The fourth Annual Dinner of the W.A. Council of the Australian League of Rights will be held on Saturday, 20th June 1970 at the Postal Institute Rooms, 1st Floor, Zimpel Arcade, St. George's Terrace, Perth. Cost $5 per person. The guest speaker will be Mr. Eric Butler, National Director of the Australian League of Rights, whose address will bear the title "The Struggle for the World". The gentleman to contact is Mr. Ray White, on 714176 or 746625, The new postal address of the League in W.A. is "P.0 Box 16, Inglewood, W.A. 6052"
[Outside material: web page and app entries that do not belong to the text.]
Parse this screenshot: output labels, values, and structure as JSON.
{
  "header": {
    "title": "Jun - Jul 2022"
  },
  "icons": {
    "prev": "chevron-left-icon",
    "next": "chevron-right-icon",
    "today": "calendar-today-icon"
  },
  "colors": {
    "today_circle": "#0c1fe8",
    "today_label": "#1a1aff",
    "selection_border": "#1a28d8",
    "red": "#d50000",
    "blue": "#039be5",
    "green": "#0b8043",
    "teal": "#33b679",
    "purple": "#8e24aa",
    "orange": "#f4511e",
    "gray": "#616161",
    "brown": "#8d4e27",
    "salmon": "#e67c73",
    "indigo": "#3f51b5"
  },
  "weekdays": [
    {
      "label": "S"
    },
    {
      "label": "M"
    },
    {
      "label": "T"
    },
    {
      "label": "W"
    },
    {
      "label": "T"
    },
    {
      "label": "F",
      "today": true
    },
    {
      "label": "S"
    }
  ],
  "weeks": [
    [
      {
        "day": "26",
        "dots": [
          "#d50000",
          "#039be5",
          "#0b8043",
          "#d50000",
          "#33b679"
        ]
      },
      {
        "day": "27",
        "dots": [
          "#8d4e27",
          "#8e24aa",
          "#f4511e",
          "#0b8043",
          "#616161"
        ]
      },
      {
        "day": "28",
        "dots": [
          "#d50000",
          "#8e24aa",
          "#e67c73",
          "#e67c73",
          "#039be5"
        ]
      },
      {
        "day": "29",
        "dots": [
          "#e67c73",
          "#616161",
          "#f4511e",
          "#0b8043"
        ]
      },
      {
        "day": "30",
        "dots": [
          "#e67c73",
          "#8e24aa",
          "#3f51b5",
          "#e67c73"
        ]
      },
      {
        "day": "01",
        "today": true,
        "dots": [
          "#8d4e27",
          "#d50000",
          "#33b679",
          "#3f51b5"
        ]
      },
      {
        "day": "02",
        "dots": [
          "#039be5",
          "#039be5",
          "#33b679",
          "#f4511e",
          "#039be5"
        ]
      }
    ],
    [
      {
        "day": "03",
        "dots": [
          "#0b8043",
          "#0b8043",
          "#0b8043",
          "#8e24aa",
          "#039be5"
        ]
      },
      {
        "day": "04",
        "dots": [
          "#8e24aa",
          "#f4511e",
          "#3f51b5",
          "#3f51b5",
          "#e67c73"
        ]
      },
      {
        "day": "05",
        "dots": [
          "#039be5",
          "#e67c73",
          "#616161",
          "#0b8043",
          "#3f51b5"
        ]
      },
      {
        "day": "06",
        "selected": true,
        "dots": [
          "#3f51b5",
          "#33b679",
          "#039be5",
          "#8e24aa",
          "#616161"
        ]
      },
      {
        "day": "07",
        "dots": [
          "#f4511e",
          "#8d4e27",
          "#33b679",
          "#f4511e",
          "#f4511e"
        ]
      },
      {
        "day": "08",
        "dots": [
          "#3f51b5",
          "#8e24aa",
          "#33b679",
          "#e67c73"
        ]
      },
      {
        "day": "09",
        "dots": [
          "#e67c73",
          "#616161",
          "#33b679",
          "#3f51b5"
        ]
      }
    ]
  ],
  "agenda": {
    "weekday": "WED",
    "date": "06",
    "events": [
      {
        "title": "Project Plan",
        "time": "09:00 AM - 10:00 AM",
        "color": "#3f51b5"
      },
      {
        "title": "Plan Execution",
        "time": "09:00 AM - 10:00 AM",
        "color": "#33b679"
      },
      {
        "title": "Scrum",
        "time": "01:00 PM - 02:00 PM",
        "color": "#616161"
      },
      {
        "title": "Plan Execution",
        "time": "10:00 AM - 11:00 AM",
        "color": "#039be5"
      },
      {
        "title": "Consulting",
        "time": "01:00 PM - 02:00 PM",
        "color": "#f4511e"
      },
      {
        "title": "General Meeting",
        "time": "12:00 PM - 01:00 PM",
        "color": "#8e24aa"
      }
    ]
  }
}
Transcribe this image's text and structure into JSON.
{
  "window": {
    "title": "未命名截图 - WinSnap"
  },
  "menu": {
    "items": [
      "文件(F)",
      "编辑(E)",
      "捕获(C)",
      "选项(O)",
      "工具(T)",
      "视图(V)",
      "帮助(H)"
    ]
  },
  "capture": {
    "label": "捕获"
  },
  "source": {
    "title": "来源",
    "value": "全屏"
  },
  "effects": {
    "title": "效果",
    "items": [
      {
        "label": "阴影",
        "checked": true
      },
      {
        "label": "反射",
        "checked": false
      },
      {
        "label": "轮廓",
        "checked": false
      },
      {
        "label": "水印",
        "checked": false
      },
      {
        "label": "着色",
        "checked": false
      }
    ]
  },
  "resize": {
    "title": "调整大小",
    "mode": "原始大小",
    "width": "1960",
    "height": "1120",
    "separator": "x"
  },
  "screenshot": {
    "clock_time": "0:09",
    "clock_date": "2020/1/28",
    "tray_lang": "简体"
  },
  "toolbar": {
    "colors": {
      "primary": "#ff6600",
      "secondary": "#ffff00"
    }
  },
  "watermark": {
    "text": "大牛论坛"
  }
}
The subject of the relationship between the taxpayer and the ABC raises important issues. From a humble beginning the ABC has now grown to monolithic proportions demanding, not waiting to be allotted, but demanding, over $50 million of taxpayers funds. The cub has become a monster, which threatens to devour us. The problem of today arose when it was decided to give birth to the cub. In Government there should be a clear-cut principle observed.
Public money should only be used to operate facilities, which protect the individual from exploitation. In this regard the Government is rightly responsible for the judiciary, the police, the armed forces, to which can be added other minor functions to protect the best interests of all citizens. Operation of customs to keep out undesirable imports, drugs, pornography etc, the operation of safety systems and regulations to ensure safe transport systems, the maintenance of hygiene and building standards, correct weights and measures.
All such matters increase the freedom and the welfare of all individuals because they stop exploitation by one or some individuals of the rest of society. But when the Government starts spending public funds on enterprises, which do come into this category then the Government itself, becomes responsible for exploiting the individual and inevitably moves towards establishing monopoly control.

For many years the British Government exercised a monopoly of control over broadcasting and television services through the BBC and was a powerful aid to the growth of the socialist welfare state, which now dominates Britain. Government instrumentalities, or "enterprises" cannot stand competition and will move to eliminate such competition through monopoly control of public funds reinforced with the legality of parliamentary control. There is no more despotic force.

With Government now becoming the biggest spender in the nation it is a corrupting force destroying personal responsibility and honesty. The move of Comalco to allot leading politicians shares in their aluminium enterprises is a clear recognition of the need to keep on side with Government as a means of ensuring sympathetic treatment.

If Government performed its true function it would act as a referee to stop any individual or group obtaining an advantage at the expense of others. Therefore it should not be involved in any form of commercial enterprise. This form of activity should be a natural growth of organic activity by those members comprising the association called society, the members of which look to the government to ensure protection against any form of exploitation. The result should be freely associating individuals going about their business without the fear of some form of monopoly association being forced upon them.

While it may be difficult to see it now, there is no doubt that postal, transport, power and communication services would be more efficient, give better service for lower costs, if not controlled by State monopolies.

© Published by the Australian League of Rights, P.O. Box 27 Happy Valley, SA 5159